flowering of her genius—also its circumscribed quality, its suggestion of being both sheltered and a shelter—see?—and its economy of structure.’ ‘An edible mushroom?’ ‘You’ve got it. That will be the whole mystery of the portrait. The viewer won’t know and she won’t know either. We will all partake of Jane Austen’s doubt, faced with the appalling mystery of sex.’ We must have been talking with an animation unusual for one of Gertrude Stein’s parties, for several of the guests had already
could never bore me,’ I said. ‘I think we just don’t respect each other’s minds. You think I’m a nitwit, for example—a kind of bright insect.’ ‘I do. And you think I’m a false face attached to an attitude.’ ‘You’re quite right. Your wit deceived me. You’re the most amusing woman I’ve ever known. But think how awful it would be if we’d really fallen in love. All the tears, fights, swearing, breaking dishes, partings at midnight—me tramping the streets in a rage—’ ‘And me sobbing into a wet
‘Tell him it’s Mrs Sally Marr, and be quick about it. Frank’s worried about duns,’ she said as the butler went away. ‘And the police too, I think. They’re all after him for that funny book.’ ‘You should have let him know ahead,’ said Terence. ‘And give him time to cook up some fancy scheme for getting money out of me? Not on your life.’ The butler came back smiling. ‘Monsieur Arriss will be delighted to receive Mrs Marr and her company.
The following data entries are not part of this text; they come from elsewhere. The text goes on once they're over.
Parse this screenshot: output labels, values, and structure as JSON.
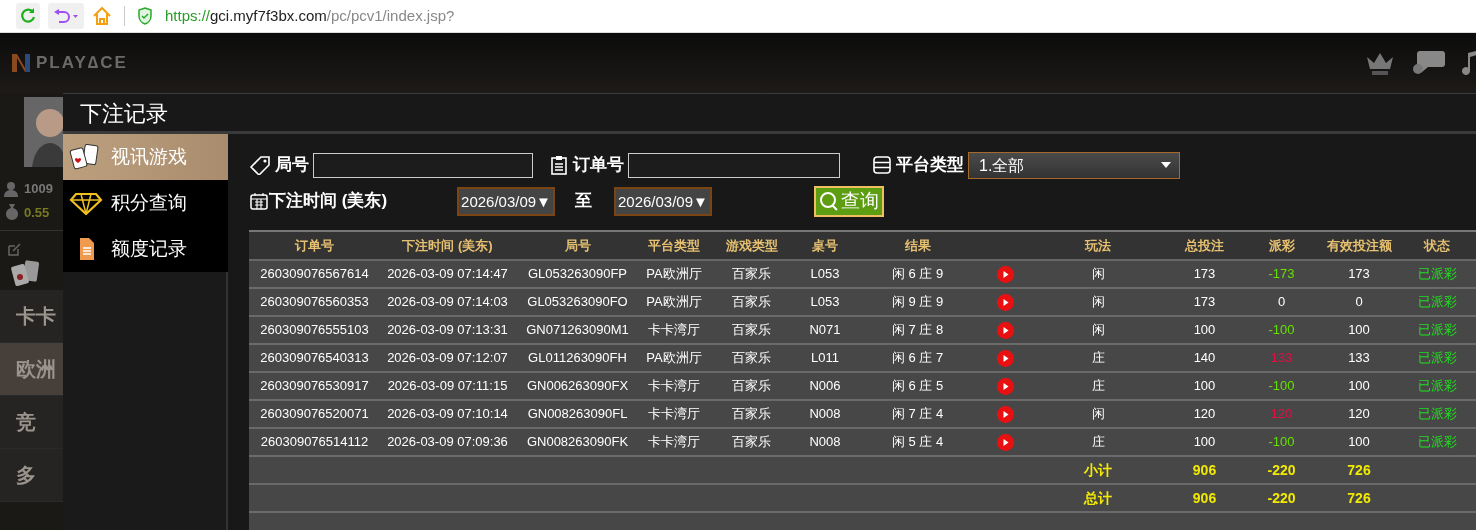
{
  "browser": {
    "url_scheme": "https://",
    "url_host": "gci.myf7f3bx.com",
    "url_path": "/pc/pcv1/index.jsp?"
  },
  "background": {
    "logo": "PLAY∆CE",
    "user_id": "1009",
    "balance": "0.55",
    "menu": [
      "卡卡",
      "欧洲",
      "竞",
      "多"
    ]
  },
  "modal": {
    "title": "下注记录",
    "menu": [
      {
        "label": "视讯游戏",
        "selected": true
      },
      {
        "label": "积分查询",
        "selected": false
      },
      {
        "label": "额度记录",
        "selected": false
      }
    ],
    "filters": {
      "round_label": "局号",
      "order_label": "订单号",
      "platform_label": "平台类型",
      "platform_value": "1.全部",
      "time_label": "下注时间 (美东)",
      "date_from": "2026/03/09▼",
      "to_label": "至",
      "date_to": "2026/03/09▼",
      "query_button": "查询"
    },
    "table": {
      "columns": [
        "订单号",
        "下注时间 (美东)",
        "局号",
        "平台类型",
        "游戏类型",
        "桌号",
        "结果",
        "玩法",
        "总投注",
        "派彩",
        "有效投注额",
        "状态"
      ],
      "rows": [
        {
          "order": "260309076567614",
          "time": "2026-03-09 07:14:47",
          "round": "GL053263090FP",
          "platform": "PA欧洲厅",
          "game": "百家乐",
          "table": "L053",
          "result": "闲 6 庄 9",
          "play": "闲",
          "bet": "173",
          "payout": {
            "text": "-173",
            "color": "#66e000"
          },
          "valid": "173",
          "status": "已派彩"
        },
        {
          "order": "260309076560353",
          "time": "2026-03-09 07:14:03",
          "round": "GL053263090FO",
          "platform": "PA欧洲厅",
          "game": "百家乐",
          "table": "L053",
          "result": "闲 9 庄 9",
          "play": "闲",
          "bet": "173",
          "payout": {
            "text": "0",
            "color": "#ffffff"
          },
          "valid": "0",
          "status": "已派彩"
        },
        {
          "order": "260309076555103",
          "time": "2026-03-09 07:13:31",
          "round": "GN071263090M1",
          "platform": "卡卡湾厅",
          "game": "百家乐",
          "table": "N071",
          "result": "闲 7 庄 8",
          "play": "闲",
          "bet": "100",
          "payout": {
            "text": "-100",
            "color": "#66e000"
          },
          "valid": "100",
          "status": "已派彩"
        },
        {
          "order": "260309076540313",
          "time": "2026-03-09 07:12:07",
          "round": "GL011263090FH",
          "platform": "PA欧洲厅",
          "game": "百家乐",
          "table": "L011",
          "result": "闲 6 庄 7",
          "play": "庄",
          "bet": "140",
          "payout": {
            "text": "133",
            "color": "#dd1144"
          },
          "valid": "133",
          "status": "已派彩"
        },
        {
          "order": "260309076530917",
          "time": "2026-03-09 07:11:15",
          "round": "GN006263090FX",
          "platform": "卡卡湾厅",
          "game": "百家乐",
          "table": "N006",
          "result": "闲 6 庄 5",
          "play": "庄",
          "bet": "100",
          "payout": {
            "text": "-100",
            "color": "#66e000"
          },
          "valid": "100",
          "status": "已派彩"
        },
        {
          "order": "260309076520071",
          "time": "2026-03-09 07:10:14",
          "round": "GN008263090FL",
          "platform": "卡卡湾厅",
          "game": "百家乐",
          "table": "N008",
          "result": "闲 7 庄 4",
          "play": "闲",
          "bet": "120",
          "payout": {
            "text": "120",
            "color": "#dd1144"
          },
          "valid": "120",
          "status": "已派彩"
        },
        {
          "order": "260309076514112",
          "time": "2026-03-09 07:09:36",
          "round": "GN008263090FK",
          "platform": "卡卡湾厅",
          "game": "百家乐",
          "table": "N008",
          "result": "闲 5 庄 4",
          "play": "庄",
          "bet": "100",
          "payout": {
            "text": "-100",
            "color": "#66e000"
          },
          "valid": "100",
          "status": "已派彩"
        }
      ],
      "totals": [
        {
          "label": "小计",
          "bet": "906",
          "payout": "-220",
          "valid": "726"
        },
        {
          "label": "总计",
          "bet": "906",
          "payout": "-220",
          "valid": "726"
        }
      ]
    }
  }
}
Please enter.’ ‘Bob,’ said Sally, turning around,
boulevard Beauséjour the project had seemed trivial, unimportant, even amusing; here it appeared as what it really was, a brash vulgar stroke. I was glad I was not figuring in it under my own name. ‘Lucien, my writing-board, if you please.’ He sprang forward and arranged in front of her an ingenious contrivance, rather like a small card-table, with a blotter and stationery. She jabbed a long steel pen into the inkwell and began scratching away with great force and speed. Lucien stood before
novel my partner had been writing for many years in—as a romantic prose-writer would put it—the privacy of her soul. I found my experiences in the rue Blanche far from pleasant. The attitude of these greedy women would soon have destroyed me altogether if I had been obliged to continue for long in their service. Worst of all, I found I was no longer able to write my poetry. Fortunately Bob McAlmon returned to Paris in December. 25 ‘How did you get into these shenanigans?’ Bob wanted to